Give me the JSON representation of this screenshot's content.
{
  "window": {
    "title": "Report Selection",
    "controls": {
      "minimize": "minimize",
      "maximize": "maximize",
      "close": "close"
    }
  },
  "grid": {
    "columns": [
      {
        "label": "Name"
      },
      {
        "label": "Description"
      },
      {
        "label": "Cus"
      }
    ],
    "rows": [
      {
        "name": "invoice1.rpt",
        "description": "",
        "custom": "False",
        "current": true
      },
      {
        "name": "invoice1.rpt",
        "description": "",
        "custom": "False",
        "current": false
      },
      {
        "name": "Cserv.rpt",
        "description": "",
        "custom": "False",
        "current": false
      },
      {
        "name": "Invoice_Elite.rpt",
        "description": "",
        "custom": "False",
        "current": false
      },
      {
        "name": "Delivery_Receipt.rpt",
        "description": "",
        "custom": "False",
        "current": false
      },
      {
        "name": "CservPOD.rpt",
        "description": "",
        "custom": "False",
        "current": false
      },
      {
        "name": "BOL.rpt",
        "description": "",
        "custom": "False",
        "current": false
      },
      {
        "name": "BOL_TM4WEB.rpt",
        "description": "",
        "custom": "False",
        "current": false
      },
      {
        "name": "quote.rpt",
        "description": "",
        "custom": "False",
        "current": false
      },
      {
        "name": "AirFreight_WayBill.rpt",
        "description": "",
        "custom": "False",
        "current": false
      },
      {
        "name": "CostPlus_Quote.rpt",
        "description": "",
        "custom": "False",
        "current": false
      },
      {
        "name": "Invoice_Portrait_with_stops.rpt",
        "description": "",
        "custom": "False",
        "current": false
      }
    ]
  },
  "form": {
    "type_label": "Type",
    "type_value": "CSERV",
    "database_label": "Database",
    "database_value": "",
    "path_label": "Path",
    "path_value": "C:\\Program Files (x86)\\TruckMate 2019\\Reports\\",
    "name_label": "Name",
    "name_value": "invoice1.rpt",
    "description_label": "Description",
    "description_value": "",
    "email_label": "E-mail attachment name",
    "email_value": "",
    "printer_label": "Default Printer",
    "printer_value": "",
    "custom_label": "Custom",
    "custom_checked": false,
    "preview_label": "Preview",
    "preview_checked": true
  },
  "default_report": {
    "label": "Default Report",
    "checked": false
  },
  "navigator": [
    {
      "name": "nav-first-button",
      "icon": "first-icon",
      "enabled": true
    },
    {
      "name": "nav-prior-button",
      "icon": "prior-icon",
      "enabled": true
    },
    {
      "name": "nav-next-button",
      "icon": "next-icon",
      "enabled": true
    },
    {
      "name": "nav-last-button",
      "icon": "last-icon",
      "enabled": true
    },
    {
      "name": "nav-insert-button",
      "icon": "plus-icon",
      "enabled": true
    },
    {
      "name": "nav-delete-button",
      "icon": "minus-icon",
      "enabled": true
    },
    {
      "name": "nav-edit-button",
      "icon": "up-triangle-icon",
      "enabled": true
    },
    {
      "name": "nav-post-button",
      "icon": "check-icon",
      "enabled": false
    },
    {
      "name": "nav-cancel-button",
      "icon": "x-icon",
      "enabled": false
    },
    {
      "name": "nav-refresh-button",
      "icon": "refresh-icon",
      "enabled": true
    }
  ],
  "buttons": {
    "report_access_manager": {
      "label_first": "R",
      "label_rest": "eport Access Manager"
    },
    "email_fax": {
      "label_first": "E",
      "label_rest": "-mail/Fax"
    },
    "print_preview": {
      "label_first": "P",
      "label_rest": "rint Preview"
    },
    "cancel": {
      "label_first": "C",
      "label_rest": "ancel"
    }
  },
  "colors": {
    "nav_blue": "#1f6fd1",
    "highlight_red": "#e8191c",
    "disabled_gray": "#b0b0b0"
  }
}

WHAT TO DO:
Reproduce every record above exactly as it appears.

REPLY TO THE EXERCISE:
Give me the JSON representation of this screenshot's content.
{
  "window": {
    "title": "Report Selection",
    "controls": {
      "minimize": "minimize",
      "maximize": "maximize",
      "close": "close"
    }
  },
  "grid": {
    "columns": [
      {
        "label": "Name"
      },
      {
        "label": "Description"
      },
      {
        "label": "Cus"
      }
    ],
    "rows": [
      {
        "name": "invoice1.rpt",
        "description": "",
        "custom": "False",
        "current": true
      },
      {
        "name": "invoice1.rpt",
        "description": "",
        "custom": "False",
        "current": false
      },
      {
        "name": "Cserv.rpt",
        "description": "",
        "custom": "False",
        "current": false
      },
      {
        "name": "Invoice_Elite.rpt",
        "description": "",
        "custom": "False",
        "current": false
      },
      {
        "name": "Delivery_Receipt.rpt",
        "description": "",
        "custom": "False",
        "current": false
      },
      {
        "name": "CservPOD.rpt",
        "description": "",
        "custom": "False",
        "current": false
      },
      {
        "name": "BOL.rpt",
        "description": "",
        "custom": "False",
        "current": false
      },
      {
        "name": "BOL_TM4WEB.rpt",
        "description": "",
        "custom": "False",
        "current": false
      },
      {
        "name": "quote.rpt",
        "description": "",
        "custom": "False",
        "current": false
      },
      {
        "name": "AirFreight_WayBill.rpt",
        "description": "",
        "custom": "False",
        "current": false
      },
      {
        "name": "CostPlus_Quote.rpt",
        "description": "",
        "custom": "False",
        "current": false
      },
      {
        "name": "Invoice_Portrait_with_stops.rpt",
        "description": "",
        "custom": "False",
        "current": false
      }
    ]
  },
  "form": {
    "type_label": "Type",
    "type_value": "CSERV",
    "database_label": "Database",
    "database_value": "",
    "path_label": "Path",
    "path_value": "C:\\Program Files (x86)\\TruckMate 2019\\Reports\\",
    "name_label": "Name",
    "name_value": "invoice1.rpt",
    "description_label": "Description",
    "description_value": "",
    "email_label": "E-mail attachment name",
    "email_value": "",
    "printer_label": "Default Printer",
    "printer_value": "",
    "custom_label": "Custom",
    "custom_checked": false,
    "preview_label": "Preview",
    "preview_checked": true
  },
  "default_report": {
    "label": "Default Report",
    "checked": false
  },
  "navigator": [
    {
      "name": "nav-first-button",
      "icon": "first-icon",
      "enabled": true
    },
    {
      "name": "nav-prior-button",
      "icon": "prior-icon",
      "enabled": true
    },
    {
      "name": "nav-next-button",
      "icon": "next-icon",
      "enabled": true
    },
    {
      "name": "nav-last-button",
      "icon": "last-icon",
      "enabled": true
    },
    {
      "name": "nav-insert-button",
      "icon": "plus-icon",
      "enabled": true
    },
    {
      "name": "nav-delete-button",
      "icon": "minus-icon",
      "enabled": true
    },
    {
      "name": "nav-edit-button",
      "icon": "up-triangle-icon",
      "enabled": true
    },
    {
      "name": "nav-post-button",
      "icon": "check-icon",
      "enabled": false
    },
    {
      "name": "nav-cancel-button",
      "icon": "x-icon",
      "enabled": false
    },
    {
      "name": "nav-refresh-button",
      "icon": "refresh-icon",
      "enabled": true
    }
  ],
  "buttons": {
    "report_access_manager": {
      "label_first": "R",
      "label_rest": "eport Access Manager"
    },
    "email_fax": {
      "label_first": "E",
      "label_rest": "-mail/Fax"
    },
    "print_preview": {
      "label_first": "P",
      "label_rest": "rint Preview"
    },
    "cancel": {
      "label_first": "C",
      "label_rest": "ancel"
    }
  },
  "colors": {
    "nav_blue": "#1f6fd1",
    "highlight_red": "#e8191c",
    "disabled_gray": "#b0b0b0"
  }
}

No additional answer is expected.